**EXERCISE DETAILS**
Report the count of lines below that include "opacity", without any other text.

**DATA TO USE**
==*==
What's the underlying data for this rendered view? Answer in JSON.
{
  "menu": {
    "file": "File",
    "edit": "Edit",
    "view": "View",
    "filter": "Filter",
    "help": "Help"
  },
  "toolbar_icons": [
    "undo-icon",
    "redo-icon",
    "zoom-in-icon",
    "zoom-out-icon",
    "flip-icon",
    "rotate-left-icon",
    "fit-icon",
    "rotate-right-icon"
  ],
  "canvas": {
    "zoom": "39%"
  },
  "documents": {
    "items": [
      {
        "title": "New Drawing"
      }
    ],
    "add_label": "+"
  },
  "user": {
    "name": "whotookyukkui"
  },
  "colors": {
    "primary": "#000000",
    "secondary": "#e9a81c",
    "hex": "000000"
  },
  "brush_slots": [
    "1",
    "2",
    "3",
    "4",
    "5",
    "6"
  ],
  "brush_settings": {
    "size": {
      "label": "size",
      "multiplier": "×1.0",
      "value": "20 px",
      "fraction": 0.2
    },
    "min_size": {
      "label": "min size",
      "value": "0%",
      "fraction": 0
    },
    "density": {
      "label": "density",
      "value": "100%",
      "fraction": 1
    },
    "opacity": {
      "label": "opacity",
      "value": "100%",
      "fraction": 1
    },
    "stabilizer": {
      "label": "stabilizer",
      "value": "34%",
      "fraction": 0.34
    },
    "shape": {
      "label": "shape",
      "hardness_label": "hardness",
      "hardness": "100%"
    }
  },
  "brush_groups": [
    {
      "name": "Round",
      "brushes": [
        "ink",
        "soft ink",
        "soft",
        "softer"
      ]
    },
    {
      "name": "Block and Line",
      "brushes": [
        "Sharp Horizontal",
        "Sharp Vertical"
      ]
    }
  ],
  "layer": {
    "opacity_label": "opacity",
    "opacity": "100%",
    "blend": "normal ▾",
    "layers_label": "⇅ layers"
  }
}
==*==
**THE ANSWER**
4